Our son was struggling academically. Despite my attempts to teach him reading comprehension strategies, he couldn't recall basic information from a passage he'd just read.
I decided to have him evaluated for a learning disability. I learned that his brain needed a little more time than average to process new information. Rushing him and pressuring him to quickly spit out information paralyzed him.
Quick vs. Deliberate
Kids are increasingly pressured by our media-saturated world to react quickly to information — their minds are flooded by rapid-fire sound bites and info-nuggets. But there is nothing wrong with a deliberate thinker.
My task was to teach him to capitalize on how his brain worked, teaching him to slow down while studying so his brain could process information.
I now remind him to read his textbook passages very slowly, maybe even twice, and to take his time to think about any questions given in the text that are related to the material. This way, he has time to process and respond to questions with confidence.

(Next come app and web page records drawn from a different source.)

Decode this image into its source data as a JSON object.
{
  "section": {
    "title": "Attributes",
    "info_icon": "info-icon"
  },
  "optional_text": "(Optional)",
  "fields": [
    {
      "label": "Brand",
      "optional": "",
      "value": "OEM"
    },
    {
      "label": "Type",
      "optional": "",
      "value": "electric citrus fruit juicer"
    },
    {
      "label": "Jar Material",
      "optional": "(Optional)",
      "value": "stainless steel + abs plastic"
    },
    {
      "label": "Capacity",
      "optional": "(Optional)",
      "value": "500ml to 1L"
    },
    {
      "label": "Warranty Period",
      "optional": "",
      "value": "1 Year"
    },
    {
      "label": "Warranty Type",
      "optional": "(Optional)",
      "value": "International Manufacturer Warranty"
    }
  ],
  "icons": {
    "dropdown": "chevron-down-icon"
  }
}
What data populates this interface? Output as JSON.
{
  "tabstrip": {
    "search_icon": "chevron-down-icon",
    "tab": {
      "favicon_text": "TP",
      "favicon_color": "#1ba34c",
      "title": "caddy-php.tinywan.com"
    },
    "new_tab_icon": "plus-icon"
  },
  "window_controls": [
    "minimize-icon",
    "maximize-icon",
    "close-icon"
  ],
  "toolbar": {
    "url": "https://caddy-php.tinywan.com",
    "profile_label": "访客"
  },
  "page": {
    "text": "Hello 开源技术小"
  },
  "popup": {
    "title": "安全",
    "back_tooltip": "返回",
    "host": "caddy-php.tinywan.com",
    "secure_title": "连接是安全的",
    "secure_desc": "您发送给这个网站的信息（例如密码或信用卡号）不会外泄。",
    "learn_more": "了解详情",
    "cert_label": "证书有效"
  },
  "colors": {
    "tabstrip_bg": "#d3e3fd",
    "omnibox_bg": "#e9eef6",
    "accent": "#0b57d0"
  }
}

But I think the greatest tool I can equip him with is the ability to advocate for himself. When he feels put on the spot, I am teaching him to respond with, "Let me think about that." He is learning how to see thoughtfulness as a good thing, especially in a quick-quip world. Slowing everything down has been transformative for him.